The artist’s drawing of a star begins the creation of an entire universe around him as each successive pictured object requests that he draw more. Based on Eric Carle’s recollection of his grandmother’s way of drawing a star (directions included), this seemingly simple story also provides insights into an artist’s private world of creativity. An inspiring book.
“Draw Me A Star, written and illustrated by Eric Carle, the author of The Very Hungry Caterpillar, is another cyclical book, and a good one to read at bedtime. An artist is asked by an unseen friend to draw a star. The star then asks the artist to draw the sun. The sun asks for a tree, and before long an entire universe has sprung up. Night falls, the moon rises, the moon asks for a star, and the circle is complete. Mr. Carle’s media are paint and collage. The book is wholly satisfying.”
– by Cynthia Zarin, The New Yorker, November 18, 1992
“A young boy is told (readers are not sure by whom) to “Draw me a star.” The star then requests that the boy draw it a sun; the sun asks for a “lovely tree,” and throughout his life the boy/man/artist continues to create images that fill the world with beauty. The moon bids the now-elderly artist to draw another star, and as the story ends, the artist travels “across the night sky” hand-in-hand with the star. This book will appeal to readers of all ages; its stunning illustrations, spare text, and simple story line make it a good choice for story hour, but older children will also find it uplifting and meaningful. Especially pleasing is a diagram within the story, accompanied by rhyming instructions on how to draw a star: “Down/over/left/and right/draw/a star/oh so/bright.” An inspired book in every sense of the word.”
– by Eve Larkin, School Library Journal, October, 1992

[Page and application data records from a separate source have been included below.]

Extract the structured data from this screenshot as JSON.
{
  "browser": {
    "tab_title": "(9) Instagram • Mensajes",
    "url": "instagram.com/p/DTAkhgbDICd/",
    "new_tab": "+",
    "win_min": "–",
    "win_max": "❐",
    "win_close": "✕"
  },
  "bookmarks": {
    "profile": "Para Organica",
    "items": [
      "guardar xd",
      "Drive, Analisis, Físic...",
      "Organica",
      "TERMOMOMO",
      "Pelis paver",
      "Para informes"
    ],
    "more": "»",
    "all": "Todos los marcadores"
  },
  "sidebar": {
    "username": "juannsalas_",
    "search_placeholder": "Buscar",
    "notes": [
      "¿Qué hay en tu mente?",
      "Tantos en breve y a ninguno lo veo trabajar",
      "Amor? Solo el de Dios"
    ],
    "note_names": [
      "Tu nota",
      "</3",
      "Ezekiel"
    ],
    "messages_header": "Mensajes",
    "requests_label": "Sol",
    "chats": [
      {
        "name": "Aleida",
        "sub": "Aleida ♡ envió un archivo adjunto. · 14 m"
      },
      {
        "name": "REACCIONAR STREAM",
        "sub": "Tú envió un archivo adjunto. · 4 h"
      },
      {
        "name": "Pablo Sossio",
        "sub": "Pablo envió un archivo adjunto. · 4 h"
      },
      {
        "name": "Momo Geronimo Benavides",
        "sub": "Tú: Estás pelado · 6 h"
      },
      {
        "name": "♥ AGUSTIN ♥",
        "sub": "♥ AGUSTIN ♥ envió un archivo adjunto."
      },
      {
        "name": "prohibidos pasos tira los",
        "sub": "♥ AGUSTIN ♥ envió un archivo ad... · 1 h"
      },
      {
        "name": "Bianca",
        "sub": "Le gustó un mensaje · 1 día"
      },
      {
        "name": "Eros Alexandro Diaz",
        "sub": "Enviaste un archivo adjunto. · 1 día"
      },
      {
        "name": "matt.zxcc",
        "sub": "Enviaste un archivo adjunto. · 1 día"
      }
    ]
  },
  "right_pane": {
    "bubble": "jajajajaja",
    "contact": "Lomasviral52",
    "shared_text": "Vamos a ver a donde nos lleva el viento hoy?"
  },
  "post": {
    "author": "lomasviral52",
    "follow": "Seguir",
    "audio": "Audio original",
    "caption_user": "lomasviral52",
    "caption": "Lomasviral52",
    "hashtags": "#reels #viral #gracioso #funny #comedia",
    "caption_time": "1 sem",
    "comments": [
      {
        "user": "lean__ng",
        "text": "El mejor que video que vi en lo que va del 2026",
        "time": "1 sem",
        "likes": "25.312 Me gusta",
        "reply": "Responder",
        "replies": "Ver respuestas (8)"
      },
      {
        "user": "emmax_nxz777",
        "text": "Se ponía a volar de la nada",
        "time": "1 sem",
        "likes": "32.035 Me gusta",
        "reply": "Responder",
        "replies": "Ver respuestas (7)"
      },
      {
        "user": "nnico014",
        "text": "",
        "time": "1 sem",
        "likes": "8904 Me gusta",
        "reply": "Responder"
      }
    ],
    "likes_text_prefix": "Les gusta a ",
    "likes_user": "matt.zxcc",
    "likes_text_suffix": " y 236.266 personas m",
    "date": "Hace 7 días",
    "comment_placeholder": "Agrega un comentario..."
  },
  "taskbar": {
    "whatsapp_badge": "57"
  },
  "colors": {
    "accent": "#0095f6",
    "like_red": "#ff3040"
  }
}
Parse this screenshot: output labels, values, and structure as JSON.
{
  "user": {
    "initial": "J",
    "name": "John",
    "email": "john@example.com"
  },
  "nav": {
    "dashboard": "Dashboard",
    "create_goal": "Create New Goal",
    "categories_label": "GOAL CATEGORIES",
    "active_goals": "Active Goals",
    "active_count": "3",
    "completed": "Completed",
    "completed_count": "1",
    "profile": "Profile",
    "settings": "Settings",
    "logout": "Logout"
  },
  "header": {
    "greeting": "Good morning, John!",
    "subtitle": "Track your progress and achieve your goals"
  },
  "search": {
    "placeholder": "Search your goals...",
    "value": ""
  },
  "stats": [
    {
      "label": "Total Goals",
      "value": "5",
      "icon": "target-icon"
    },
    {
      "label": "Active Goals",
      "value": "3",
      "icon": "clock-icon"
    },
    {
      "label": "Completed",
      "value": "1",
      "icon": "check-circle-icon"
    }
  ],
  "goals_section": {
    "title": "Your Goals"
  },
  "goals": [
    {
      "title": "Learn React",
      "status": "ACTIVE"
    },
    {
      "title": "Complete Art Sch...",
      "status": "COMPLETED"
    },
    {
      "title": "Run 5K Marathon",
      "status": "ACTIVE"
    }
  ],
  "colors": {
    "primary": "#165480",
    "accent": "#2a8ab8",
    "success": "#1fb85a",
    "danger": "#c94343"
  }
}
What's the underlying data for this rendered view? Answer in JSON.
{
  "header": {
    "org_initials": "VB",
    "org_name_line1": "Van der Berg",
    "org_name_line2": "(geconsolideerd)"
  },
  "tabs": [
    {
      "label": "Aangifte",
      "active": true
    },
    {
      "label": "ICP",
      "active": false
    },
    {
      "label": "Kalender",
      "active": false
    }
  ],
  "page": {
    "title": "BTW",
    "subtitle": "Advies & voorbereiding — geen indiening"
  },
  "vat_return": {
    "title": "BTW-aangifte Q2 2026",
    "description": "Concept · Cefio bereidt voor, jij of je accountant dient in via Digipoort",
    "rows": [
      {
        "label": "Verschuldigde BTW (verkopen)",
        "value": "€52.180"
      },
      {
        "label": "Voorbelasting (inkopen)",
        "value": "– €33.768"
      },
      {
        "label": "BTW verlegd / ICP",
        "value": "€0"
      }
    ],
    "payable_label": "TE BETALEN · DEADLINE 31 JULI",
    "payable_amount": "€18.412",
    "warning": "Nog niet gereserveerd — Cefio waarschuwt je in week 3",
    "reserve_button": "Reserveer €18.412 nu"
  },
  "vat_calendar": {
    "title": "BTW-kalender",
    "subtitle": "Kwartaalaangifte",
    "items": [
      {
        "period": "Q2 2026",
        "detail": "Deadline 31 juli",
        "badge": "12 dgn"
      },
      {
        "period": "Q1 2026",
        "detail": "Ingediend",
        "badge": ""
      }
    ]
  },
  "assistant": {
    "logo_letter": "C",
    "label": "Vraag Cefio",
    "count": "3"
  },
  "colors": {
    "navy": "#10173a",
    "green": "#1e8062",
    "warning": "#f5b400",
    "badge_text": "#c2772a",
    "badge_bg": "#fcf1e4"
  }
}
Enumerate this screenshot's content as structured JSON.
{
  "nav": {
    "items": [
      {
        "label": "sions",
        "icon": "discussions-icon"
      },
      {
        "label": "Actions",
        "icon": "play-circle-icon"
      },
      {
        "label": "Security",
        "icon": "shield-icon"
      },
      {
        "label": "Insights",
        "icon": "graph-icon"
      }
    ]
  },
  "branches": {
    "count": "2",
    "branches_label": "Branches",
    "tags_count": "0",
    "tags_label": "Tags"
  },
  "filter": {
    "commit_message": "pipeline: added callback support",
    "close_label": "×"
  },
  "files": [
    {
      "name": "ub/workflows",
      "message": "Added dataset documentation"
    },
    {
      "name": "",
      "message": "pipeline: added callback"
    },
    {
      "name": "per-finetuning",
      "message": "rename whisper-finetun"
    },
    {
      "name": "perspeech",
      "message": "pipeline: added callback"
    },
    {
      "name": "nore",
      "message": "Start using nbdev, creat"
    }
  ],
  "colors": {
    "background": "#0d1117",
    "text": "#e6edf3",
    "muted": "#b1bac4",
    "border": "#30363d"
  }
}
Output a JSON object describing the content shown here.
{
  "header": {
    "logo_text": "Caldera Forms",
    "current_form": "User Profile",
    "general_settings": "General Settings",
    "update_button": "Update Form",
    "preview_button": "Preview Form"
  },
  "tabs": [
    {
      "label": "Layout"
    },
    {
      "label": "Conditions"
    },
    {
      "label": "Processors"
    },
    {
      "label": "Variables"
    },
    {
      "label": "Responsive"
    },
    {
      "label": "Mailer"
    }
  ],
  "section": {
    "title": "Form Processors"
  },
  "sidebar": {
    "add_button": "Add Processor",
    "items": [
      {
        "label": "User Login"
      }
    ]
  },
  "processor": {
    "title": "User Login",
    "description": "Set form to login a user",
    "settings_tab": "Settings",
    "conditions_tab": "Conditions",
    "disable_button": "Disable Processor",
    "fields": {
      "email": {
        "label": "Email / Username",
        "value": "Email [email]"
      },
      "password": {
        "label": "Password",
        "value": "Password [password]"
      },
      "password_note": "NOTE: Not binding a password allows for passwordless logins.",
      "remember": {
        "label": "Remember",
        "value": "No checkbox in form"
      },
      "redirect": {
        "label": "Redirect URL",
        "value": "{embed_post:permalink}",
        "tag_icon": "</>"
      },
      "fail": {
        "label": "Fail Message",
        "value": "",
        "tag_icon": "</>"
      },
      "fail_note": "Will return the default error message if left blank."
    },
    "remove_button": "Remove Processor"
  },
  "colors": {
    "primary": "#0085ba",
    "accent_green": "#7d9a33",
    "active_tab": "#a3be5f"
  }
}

“During his youth, this gifted author-artist explains in his newest book’s afterward, his German grandmother would often draw him a star while chanting a nonsense rhyme. Taking that symbol as his foundation, Carle here creates a world pulsating with life and color—a world that bursts forth from “a good star” sketched by a young artist. This kaleidoscopic pentagram requests a sun from the artist’s pen; the sun asks for a tree, and so on until a man and woman are living happily among Carle’s characteristic collages—flora and fauna of all shapes, sizes and vivid hues. Meanwhile the artist, now a bearded old man, continues to draw and create. This unusual, practically plotless work seems to embody a personal scenario close to the artist’s heart. His unadorned language, pulsing with a hypnotic rhythm, adroitly complements the familiar naive artwork. Though some may be disturbed by similarities between Carle’s evolving world and the biblical creation story (the unclothed male and female figures, for example), this tale of imagination and creativity pays homage to the artist within all of us—and may well fire youngsters’ imaginations. Ages 4-up.”
– Publishers Weekly, September 7, 1992